----- TASK DATA
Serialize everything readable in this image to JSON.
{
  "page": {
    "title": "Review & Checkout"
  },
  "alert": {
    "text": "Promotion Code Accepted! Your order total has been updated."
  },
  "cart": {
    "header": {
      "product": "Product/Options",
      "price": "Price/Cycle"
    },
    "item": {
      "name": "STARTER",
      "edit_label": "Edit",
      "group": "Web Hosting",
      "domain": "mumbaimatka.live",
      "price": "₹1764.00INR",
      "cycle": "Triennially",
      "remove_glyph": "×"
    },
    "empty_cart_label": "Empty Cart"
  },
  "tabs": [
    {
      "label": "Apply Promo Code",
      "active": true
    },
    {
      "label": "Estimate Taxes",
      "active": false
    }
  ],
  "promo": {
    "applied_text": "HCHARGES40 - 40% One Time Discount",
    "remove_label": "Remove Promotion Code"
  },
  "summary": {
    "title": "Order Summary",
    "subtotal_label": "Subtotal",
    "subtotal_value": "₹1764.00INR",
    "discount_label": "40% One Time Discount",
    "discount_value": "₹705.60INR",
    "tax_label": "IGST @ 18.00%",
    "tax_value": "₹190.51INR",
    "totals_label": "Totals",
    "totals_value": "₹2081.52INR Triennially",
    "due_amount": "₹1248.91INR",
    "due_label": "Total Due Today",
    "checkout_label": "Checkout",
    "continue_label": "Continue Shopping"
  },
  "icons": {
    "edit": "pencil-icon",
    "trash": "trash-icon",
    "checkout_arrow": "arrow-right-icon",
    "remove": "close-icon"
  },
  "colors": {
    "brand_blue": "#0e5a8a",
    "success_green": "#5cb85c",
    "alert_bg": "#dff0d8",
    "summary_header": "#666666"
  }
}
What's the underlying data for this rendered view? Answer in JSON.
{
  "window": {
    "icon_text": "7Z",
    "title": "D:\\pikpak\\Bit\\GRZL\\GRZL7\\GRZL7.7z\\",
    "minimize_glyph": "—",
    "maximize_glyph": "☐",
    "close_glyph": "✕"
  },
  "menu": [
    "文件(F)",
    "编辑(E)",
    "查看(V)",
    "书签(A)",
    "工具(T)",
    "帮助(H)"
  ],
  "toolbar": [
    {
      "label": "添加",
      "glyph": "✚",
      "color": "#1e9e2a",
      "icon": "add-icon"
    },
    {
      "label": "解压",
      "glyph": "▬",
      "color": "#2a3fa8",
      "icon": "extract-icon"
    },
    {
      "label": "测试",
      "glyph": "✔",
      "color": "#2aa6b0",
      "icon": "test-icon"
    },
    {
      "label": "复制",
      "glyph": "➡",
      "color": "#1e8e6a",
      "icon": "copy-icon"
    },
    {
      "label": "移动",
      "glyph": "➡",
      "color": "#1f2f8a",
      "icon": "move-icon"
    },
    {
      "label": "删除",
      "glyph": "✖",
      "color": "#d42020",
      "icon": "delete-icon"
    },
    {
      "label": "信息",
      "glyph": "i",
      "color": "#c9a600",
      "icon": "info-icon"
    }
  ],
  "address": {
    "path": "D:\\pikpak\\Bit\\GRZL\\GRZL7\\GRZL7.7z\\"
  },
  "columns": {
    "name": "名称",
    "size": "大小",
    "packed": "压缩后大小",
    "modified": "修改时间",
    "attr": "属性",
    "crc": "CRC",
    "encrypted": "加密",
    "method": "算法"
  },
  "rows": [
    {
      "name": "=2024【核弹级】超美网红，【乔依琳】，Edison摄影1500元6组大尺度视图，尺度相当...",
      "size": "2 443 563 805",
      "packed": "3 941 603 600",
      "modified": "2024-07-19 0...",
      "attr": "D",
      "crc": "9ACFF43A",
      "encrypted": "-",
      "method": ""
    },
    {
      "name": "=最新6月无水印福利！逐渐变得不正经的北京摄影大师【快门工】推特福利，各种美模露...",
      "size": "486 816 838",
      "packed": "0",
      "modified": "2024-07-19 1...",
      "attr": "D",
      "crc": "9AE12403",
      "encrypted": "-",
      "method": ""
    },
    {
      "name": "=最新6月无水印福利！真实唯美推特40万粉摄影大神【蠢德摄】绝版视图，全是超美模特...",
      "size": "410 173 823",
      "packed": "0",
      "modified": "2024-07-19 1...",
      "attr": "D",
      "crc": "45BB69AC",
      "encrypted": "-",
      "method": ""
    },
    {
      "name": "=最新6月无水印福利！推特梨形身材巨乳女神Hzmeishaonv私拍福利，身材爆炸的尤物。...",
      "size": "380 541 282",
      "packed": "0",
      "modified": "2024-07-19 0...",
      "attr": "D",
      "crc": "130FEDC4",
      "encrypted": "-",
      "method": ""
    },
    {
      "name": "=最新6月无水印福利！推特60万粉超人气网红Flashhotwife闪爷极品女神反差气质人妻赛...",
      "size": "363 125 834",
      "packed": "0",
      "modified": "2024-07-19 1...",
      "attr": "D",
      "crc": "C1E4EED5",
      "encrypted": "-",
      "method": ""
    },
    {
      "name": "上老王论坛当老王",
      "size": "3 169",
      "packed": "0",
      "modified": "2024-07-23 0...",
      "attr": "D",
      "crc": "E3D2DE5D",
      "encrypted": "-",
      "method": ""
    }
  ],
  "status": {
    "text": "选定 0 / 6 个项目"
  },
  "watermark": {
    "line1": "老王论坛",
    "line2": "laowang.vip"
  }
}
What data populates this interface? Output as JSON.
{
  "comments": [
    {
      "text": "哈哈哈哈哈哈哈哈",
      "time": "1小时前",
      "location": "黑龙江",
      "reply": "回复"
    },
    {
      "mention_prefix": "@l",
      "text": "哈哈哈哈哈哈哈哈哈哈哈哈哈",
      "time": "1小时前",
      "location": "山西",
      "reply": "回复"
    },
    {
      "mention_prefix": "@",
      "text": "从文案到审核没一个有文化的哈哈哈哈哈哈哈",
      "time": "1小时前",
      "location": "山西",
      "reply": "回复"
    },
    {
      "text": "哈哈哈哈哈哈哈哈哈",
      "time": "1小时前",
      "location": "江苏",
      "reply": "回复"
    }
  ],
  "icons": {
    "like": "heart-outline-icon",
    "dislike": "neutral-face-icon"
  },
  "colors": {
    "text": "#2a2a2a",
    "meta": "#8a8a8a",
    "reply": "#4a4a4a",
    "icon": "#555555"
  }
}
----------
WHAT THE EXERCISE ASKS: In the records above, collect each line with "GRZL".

ANSWER BELOW:
    "title": "D:\\pikpak\\Bit\\GRZL\\GRZL7\\GRZL7.7z\\",
    "path": "D:\\pikpak\\Bit\\GRZL\\GRZL7\\GRZL7.7z\\"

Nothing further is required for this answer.